Jerry Lawler, Jerry Jarrett of Continental Wrestling Association, Verne Gagne of the AWA, Ole Anderson of Georgia Championship Wrestling, Jim Crockett Promotions, and other NWA promoters got together to co-promote wrestling shows nationally. This joint venture became known as Pro Wrestling USA.
This loose alliance of promoters from across America was to serve as a national federation. Pro Wrestling USA shows could boast, for example, an AWA and NWA World Title match on the same card.
While, at the behest of Jerry Lawler and Jerry Jarrett, the first show took place in Memphis, Tennessee, Pro Wrestling USA shows were promoted across the member's territories. Further, many Pro Wrestling USA shows were taped in East Rutherford, New Jersey, in the heart of the former WWF territory. This was a serious attempt to undermine the WWF, in its home turf, at a moment of financial weakness.
The peak of Pro Wrestling USA came at SuperClash, in Chicago. Over 21,000 people filed into Comiskey Park on September 28, 1985. The card for the show was headlined by Ric Flair vs. Magnum T.A. for the NWA World Heavyweight Championship, and Rick Martel vs. Stan Hansen for the AWA World Heavyweight Championship.
The arrangement, however, would only remain in existence for a few more months, as arguments between promoters, primarily Gagne and Crockett, severed the ties. Crockett opted to leave the group, and within months, the Pro Wrestling USA shows were simply repackaged AWA programs.
After Pro Wrestling USAEdit

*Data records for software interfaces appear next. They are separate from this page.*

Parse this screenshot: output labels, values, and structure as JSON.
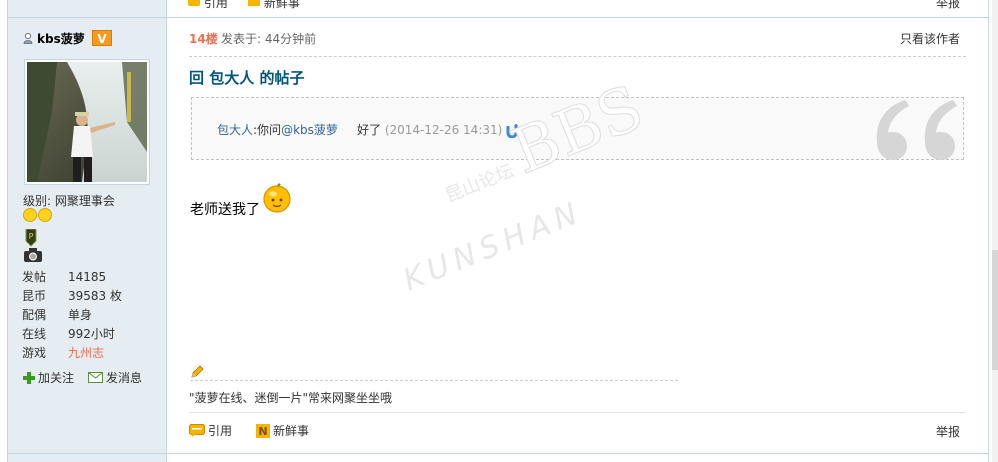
{
  "top": {
    "quote_partial": "引用",
    "news_partial": "新鲜事",
    "report_partial": "举报"
  },
  "user": {
    "name": "kbs菠萝",
    "badge": "V",
    "level": "级别: 网聚理事会",
    "stats": [
      {
        "key": "发帖",
        "value": "14185"
      },
      {
        "key": "昆币",
        "value": "39583 枚"
      },
      {
        "key": "配偶",
        "value": "单身"
      },
      {
        "key": "在线",
        "value": "992小时"
      },
      {
        "key": "游戏",
        "value": "九州志"
      }
    ],
    "follow_label": "加关注",
    "message_label": "发消息"
  },
  "post": {
    "floor": "14楼",
    "posted": "发表于: 44分钟前",
    "only_author": "只看该作者",
    "title": "回 包大人 的帖子",
    "quote": {
      "author": "包大人",
      "sep": ":你问",
      "mention": "@kbs菠萝",
      "reply": "好了",
      "time": "(2014-12-26 14:31)"
    },
    "body": "老师送我了",
    "signature": "\"菠萝在线、迷倒一片\"常来网聚坐坐哦",
    "actions": {
      "quote_label": "引用",
      "news_label": "新鲜事",
      "report_label": "举报"
    }
  },
  "watermark": {
    "latin": "KUNSHAN",
    "bbs": "BBS",
    "cn": "昆山论坛"
  },
  "colors": {
    "sidebar_bg": "#e5edf2",
    "border": "#c2d5e3",
    "floor": "#f26c4f",
    "title": "#00557b",
    "link": "#336699"
  }
}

World Class Championship Wrestling, which was depending on a strong buy-rate for SuperClash III to survive at this point, ended up insolvent. Briefly, there was a union of some of the promotions who co-promoted SuperClash III. WCCW merged with Jarrett's CWA, eventually to form the United States Wrestling Association (USWA), again an attempt to create a third national promotion behind Jim Crockett Promotions/WCW and the WWF. However once again the union was short lived, and WCCW withdrew from the USWA and soon went out of business. Jarrett's USWA remained for the next decade as the last traditional wrestling promotion, but never achieved the national success intended by the CWA/WCCW merger.
The 1988 union of the AWA, CWA, and WCCW was not known as Pro Wrestling USA, and their shows were just advertised as cross-promotional events.